- reading a signature is silly -

Hmmmm. Not sure if your Lothlorien escapade is an equitable comparison. That's something that went horribly wrong! The adventure I was running didn't go 'wrong' - everything went pretty much as planned. Except, at the time, there were complaints that I had gone too far in seeking to build an atmosphere of despondency and hopelessness.

But looking back on it, people regard it as being one of the 'great' adventures our group has done. The party bard has made up epic songs about it and boasts about it whenever he has the chance (perhaps unwise given that Graz'zt's agents are still out there trying to track the party down.....! They have a certain amount of divine 'umbrella cover' from the grateful goddess that they rescued, but this doesn't protect them from more mundane methods of detective work. One day this will catch up with them.)

I guess what I am trying to say is that I think sometimes you can achieve greater long-term success by *not* bending over backwards to keep your players happy in the short run.

Playing devils advocate against myself, I have to ask the question - could I have achieved the same long-term result whilst keeping them happier in the moment of role-play? Do you need to grind your players down a little in order to really get that sense of immersion?

Sounds to me like an amazing adventure, and a fun one when "looked back upon". I too have placed PCs in spots that cuased horror, or dementia of the mind while inside the "box" but once out- they looked back on those adventures as "a worked for" great memory.

I always wonder myself if my PCs truly will enjoy, or are they "enjoying" these typoes of adventures during the actual play of them...and I have also seen many groups die in horrible places like these, leaving me to wonder "what have I done to the fun factor here?"
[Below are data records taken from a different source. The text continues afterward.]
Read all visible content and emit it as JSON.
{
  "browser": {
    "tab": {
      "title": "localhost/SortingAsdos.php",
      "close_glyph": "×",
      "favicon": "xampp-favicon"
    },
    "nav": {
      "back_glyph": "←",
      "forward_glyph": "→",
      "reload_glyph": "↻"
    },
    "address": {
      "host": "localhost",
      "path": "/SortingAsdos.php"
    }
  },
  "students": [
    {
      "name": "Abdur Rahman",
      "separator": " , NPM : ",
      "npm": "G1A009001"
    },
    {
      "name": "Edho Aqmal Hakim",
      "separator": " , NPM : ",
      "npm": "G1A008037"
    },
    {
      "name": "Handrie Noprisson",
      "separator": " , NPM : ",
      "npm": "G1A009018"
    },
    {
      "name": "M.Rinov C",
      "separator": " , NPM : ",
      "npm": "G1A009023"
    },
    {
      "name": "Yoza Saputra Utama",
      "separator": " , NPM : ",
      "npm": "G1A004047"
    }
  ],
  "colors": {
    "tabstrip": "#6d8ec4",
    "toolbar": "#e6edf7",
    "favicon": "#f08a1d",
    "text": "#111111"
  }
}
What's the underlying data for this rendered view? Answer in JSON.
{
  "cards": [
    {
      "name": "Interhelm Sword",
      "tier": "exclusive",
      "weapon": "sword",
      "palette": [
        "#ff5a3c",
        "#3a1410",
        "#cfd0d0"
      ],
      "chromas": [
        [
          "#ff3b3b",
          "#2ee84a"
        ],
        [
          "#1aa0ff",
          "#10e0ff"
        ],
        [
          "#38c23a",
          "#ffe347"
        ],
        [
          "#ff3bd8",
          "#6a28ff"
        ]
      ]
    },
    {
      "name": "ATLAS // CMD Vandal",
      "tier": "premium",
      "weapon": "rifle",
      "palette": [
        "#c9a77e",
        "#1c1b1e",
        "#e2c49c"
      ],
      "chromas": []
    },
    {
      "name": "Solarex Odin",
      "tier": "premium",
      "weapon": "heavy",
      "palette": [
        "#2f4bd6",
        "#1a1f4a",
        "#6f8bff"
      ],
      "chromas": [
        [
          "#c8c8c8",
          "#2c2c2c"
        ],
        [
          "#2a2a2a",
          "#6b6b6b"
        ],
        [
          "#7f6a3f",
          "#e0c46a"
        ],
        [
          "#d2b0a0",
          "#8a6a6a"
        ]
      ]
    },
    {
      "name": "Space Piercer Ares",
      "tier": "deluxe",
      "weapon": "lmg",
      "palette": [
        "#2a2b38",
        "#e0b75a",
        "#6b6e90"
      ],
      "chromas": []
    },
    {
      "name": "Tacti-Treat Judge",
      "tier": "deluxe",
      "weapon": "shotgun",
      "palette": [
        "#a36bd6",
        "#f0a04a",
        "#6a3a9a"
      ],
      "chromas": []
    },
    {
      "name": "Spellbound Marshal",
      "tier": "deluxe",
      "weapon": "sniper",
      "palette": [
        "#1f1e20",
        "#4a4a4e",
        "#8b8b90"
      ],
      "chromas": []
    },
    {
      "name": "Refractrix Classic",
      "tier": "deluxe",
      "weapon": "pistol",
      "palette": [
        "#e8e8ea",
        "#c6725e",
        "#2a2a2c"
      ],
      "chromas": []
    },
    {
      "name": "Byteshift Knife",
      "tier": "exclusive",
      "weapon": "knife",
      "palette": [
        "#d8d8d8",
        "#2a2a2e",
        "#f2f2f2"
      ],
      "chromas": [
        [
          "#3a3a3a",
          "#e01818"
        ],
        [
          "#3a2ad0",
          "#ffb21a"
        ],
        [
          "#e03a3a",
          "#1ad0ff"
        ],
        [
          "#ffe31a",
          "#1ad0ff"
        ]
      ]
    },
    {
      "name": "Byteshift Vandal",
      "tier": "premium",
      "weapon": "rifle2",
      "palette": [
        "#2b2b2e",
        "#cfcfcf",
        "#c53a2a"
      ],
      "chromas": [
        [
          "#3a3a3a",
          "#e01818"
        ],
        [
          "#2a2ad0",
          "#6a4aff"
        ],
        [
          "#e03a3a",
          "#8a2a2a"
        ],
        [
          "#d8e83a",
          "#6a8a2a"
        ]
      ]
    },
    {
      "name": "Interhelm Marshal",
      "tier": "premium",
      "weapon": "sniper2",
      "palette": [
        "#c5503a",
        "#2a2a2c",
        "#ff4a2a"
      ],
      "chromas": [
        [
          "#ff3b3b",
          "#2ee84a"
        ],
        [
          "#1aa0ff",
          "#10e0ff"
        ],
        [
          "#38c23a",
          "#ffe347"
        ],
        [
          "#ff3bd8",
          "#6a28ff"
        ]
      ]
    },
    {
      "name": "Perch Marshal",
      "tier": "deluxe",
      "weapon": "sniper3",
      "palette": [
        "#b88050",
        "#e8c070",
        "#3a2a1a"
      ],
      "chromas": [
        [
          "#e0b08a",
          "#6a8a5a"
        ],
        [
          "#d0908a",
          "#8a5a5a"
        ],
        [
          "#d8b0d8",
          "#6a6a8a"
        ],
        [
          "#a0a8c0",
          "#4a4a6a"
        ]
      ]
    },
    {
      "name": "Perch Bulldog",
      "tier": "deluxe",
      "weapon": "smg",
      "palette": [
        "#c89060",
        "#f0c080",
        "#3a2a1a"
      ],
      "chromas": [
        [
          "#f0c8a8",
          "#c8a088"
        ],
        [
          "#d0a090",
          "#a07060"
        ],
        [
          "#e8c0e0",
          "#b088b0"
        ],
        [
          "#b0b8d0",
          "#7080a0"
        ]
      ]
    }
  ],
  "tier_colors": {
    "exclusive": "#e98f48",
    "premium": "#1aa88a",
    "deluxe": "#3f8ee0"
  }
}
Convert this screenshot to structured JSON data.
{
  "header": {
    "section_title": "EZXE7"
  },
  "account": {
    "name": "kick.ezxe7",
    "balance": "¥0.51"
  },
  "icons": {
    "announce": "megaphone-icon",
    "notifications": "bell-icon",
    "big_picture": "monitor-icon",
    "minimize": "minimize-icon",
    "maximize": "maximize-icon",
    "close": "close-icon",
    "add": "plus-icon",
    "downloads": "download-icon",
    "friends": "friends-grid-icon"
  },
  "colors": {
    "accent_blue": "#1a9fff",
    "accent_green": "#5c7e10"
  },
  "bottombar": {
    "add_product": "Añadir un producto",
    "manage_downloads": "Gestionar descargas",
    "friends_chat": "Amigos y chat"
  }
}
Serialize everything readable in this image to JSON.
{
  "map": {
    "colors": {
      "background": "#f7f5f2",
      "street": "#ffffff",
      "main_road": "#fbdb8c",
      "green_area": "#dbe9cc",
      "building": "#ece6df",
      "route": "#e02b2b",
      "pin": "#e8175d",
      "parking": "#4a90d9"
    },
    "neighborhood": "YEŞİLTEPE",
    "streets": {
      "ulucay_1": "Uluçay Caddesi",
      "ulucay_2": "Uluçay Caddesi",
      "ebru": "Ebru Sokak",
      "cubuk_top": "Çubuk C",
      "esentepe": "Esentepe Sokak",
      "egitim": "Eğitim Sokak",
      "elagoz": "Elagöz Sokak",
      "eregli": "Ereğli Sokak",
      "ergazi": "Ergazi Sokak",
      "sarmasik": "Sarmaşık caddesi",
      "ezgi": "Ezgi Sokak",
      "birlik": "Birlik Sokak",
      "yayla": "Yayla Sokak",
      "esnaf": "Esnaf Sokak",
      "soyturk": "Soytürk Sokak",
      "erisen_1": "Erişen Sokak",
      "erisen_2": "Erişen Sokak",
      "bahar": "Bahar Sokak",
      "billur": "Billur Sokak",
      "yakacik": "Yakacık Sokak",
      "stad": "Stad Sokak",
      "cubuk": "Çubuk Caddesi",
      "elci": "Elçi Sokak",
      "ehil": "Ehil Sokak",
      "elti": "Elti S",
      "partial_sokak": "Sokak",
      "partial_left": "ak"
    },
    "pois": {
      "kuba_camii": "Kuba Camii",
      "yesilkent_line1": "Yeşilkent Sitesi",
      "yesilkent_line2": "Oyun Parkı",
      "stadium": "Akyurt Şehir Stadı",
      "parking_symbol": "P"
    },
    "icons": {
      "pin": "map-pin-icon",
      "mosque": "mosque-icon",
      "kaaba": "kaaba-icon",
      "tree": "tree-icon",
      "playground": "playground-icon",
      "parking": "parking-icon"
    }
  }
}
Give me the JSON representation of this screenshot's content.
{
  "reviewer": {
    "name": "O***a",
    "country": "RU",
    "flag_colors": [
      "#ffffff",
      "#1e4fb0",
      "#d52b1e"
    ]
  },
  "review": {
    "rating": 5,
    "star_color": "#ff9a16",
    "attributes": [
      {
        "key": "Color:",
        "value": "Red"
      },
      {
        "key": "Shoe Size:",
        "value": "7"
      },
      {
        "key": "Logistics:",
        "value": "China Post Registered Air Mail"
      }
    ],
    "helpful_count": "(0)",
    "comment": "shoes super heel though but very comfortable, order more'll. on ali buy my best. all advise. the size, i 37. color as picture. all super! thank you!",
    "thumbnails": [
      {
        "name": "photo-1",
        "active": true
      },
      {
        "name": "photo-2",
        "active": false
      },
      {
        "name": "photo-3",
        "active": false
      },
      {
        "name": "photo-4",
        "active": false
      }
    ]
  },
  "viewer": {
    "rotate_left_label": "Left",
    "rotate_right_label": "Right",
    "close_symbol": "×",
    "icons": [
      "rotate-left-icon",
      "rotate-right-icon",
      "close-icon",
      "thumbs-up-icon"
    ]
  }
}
But, more times then not, these blood-chilling, or mind-bending adventures linger in the memories of my players as mile-stones or epic-turns in the campaign.

I think you were a success that night, those nights, those sessions. Why? Becuase your players not only speak of these adventures as moments of triump, but also as moments of great adversity. Those are the games that we all struggle longer, scare easyer, try harder...fight for not only our lives, but our very souls.

And a sea of flesh is fricking COOL! I almost wish I was sent there too, so I coulda felt the panic...

Very cool.

ps- And your right, you shouldnt have given them a tid-bit path to follow to escape. Never help, or take it easy on those who choose to enter Hells or worse.

People feel exhiliration when something unpleasant ends. People also feel better about accomplishments that have required effort and toil. Allowing players to endure some hardships solidifies their inter-character relationships and enhances their sense of accomplishment. Could you have achieved the same thing by keeping the the game upbeat? NO.

Emotional content is what separates the tabletop gamer from the ever growing segment of video gamers. Fear, excitement, and anger are among the most common emotions to evoke at the gaming table, while desperation, frustration, guilt, joy, love, and wonder are harder to extract from a gaming environment. In my opinion every emotion should be welcome at the gaming table and the GM/Storyteller should have all of them in their bag of tricks.

Desperation, depression, and frustration are certainly worthy of exploration. Are these feelings fun? No. There are lots of theories about what draws us to unpleasant stories and why they are good for us.

Roleplaying for me is about shared experience. LG I don't think we always have to aim for heart-pounding excitement. In my books, fun or not, your session was an unqualified success. Bear in mind that I expect that many people will disagree, which is why I think you are wise in asking the question. Most of the time a storyteller should aim for escapist fun with excitement, danger, and triumph. Every now and then I think you should go for something different like you did.